• Data items:

---*---

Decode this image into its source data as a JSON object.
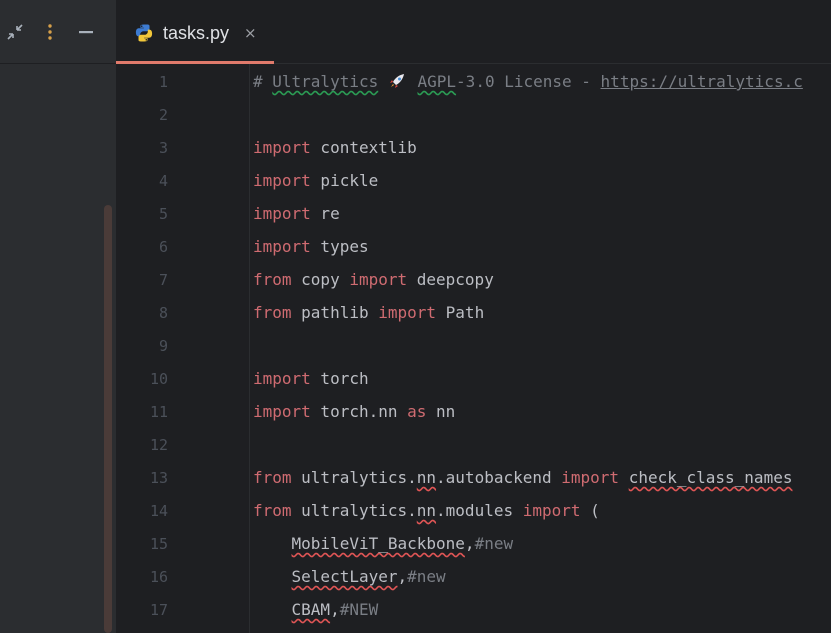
{
  "left_panel": {
    "icons": [
      "collapse-icon",
      "more-options-icon",
      "minimize-icon"
    ]
  },
  "editor": {
    "tab": {
      "filename": "tasks.py",
      "close_glyph": "×",
      "icon": "python-file-icon"
    },
    "line_numbers": [
      "1",
      "2",
      "3",
      "4",
      "5",
      "6",
      "7",
      "8",
      "9",
      "10",
      "11",
      "12",
      "13",
      "14",
      "15",
      "16",
      "17"
    ],
    "lines": {
      "l1": {
        "hash": "# ",
        "ultralytics": "Ultralytics",
        "agpl": "AGPL",
        "license": "-3.0 License - ",
        "url": "https://ultralytics.c"
      },
      "l3": {
        "kw": "import",
        "rest": " contextlib"
      },
      "l4": {
        "kw": "import",
        "rest": " pickle"
      },
      "l5": {
        "kw": "import",
        "rest": " re"
      },
      "l6": {
        "kw": "import",
        "rest": " types"
      },
      "l7": {
        "kw1": "from",
        "mod": " copy ",
        "kw2": "import",
        "rest": " deepcopy"
      },
      "l8": {
        "kw1": "from",
        "mod": " pathlib ",
        "kw2": "import",
        "rest": " Path"
      },
      "l10": {
        "kw": "import",
        "rest": " torch"
      },
      "l11": {
        "kw1": "import",
        "mod": " torch.nn ",
        "kw2": "as",
        "rest": " nn"
      },
      "l13": {
        "kw1": "from",
        "mod_a": " ultralytics.",
        "nn": "nn",
        "mod_b": ".autobackend ",
        "kw2": "import",
        "sp": " ",
        "rest": "check_class_names"
      },
      "l14": {
        "kw1": "from",
        "mod_a": " ultralytics.",
        "nn": "nn",
        "mod_b": ".modules ",
        "kw2": "import",
        "rest": " ("
      },
      "l15": {
        "indent": "    ",
        "name": "MobileViT_Backbone",
        "comma": ",",
        "comment": "#new"
      },
      "l16": {
        "indent": "    ",
        "name": "SelectLayer",
        "comma": ",",
        "comment": "#new"
      },
      "l17": {
        "indent": "    ",
        "name": "CBAM",
        "comma": ",",
        "comment": "#NEW"
      }
    }
  },
  "colors": {
    "keyword": "#cf6b71",
    "comment": "#7a7e85",
    "text": "#bcbec4",
    "tab_accent": "#e07a6b"
  }
}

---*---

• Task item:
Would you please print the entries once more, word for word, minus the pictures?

• The completed task:
Decode this image into its source data as a JSON object.
{
  "left_panel": {
    "icons": [
      "collapse-icon",
      "more-options-icon",
      "minimize-icon"
    ]
  },
  "editor": {
    "tab": {
      "filename": "tasks.py",
      "close_glyph": "×",
      "icon": "python-file-icon"
    },
    "line_numbers": [
      "1",
      "2",
      "3",
      "4",
      "5",
      "6",
      "7",
      "8",
      "9",
      "10",
      "11",
      "12",
      "13",
      "14",
      "15",
      "16",
      "17"
    ],
    "lines": {
      "l1": {
        "hash": "# ",
        "ultralytics": "Ultralytics",
        "agpl": "AGPL",
        "license": "-3.0 License - ",
        "url": "https://ultralytics.c"
      },
      "l3": {
        "kw": "import",
        "rest": " contextlib"
      },
      "l4": {
        "kw": "import",
        "rest": " pickle"
      },
      "l5": {
        "kw": "import",
        "rest": " re"
      },
      "l6": {
        "kw": "import",
        "rest": " types"
      },
      "l7": {
        "kw1": "from",
        "mod": " copy ",
        "kw2": "import",
        "rest": " deepcopy"
      },
      "l8": {
        "kw1": "from",
        "mod": " pathlib ",
        "kw2": "import",
        "rest": " Path"
      },
      "l10": {
        "kw": "import",
        "rest": " torch"
      },
      "l11": {
        "kw1": "import",
        "mod": " torch.nn ",
        "kw2": "as",
        "rest": " nn"
      },
      "l13": {
        "kw1": "from",
        "mod_a": " ultralytics.",
        "nn": "nn",
        "mod_b": ".autobackend ",
        "kw2": "import",
        "sp": " ",
        "rest": "check_class_names"
      },
      "l14": {
        "kw1": "from",
        "mod_a": " ultralytics.",
        "nn": "nn",
        "mod_b": ".modules ",
        "kw2": "import",
        "rest": " ("
      },
      "l15": {
        "indent": "    ",
        "name": "MobileViT_Backbone",
        "comma": ",",
        "comment": "#new"
      },
      "l16": {
        "indent": "    ",
        "name": "SelectLayer",
        "comma": ",",
        "comment": "#new"
      },
      "l17": {
        "indent": "    ",
        "name": "CBAM",
        "comma": ",",
        "comment": "#NEW"
      }
    }
  },
  "colors": {
    "keyword": "#cf6b71",
    "comment": "#7a7e85",
    "text": "#bcbec4",
    "tab_accent": "#e07a6b"
  }
}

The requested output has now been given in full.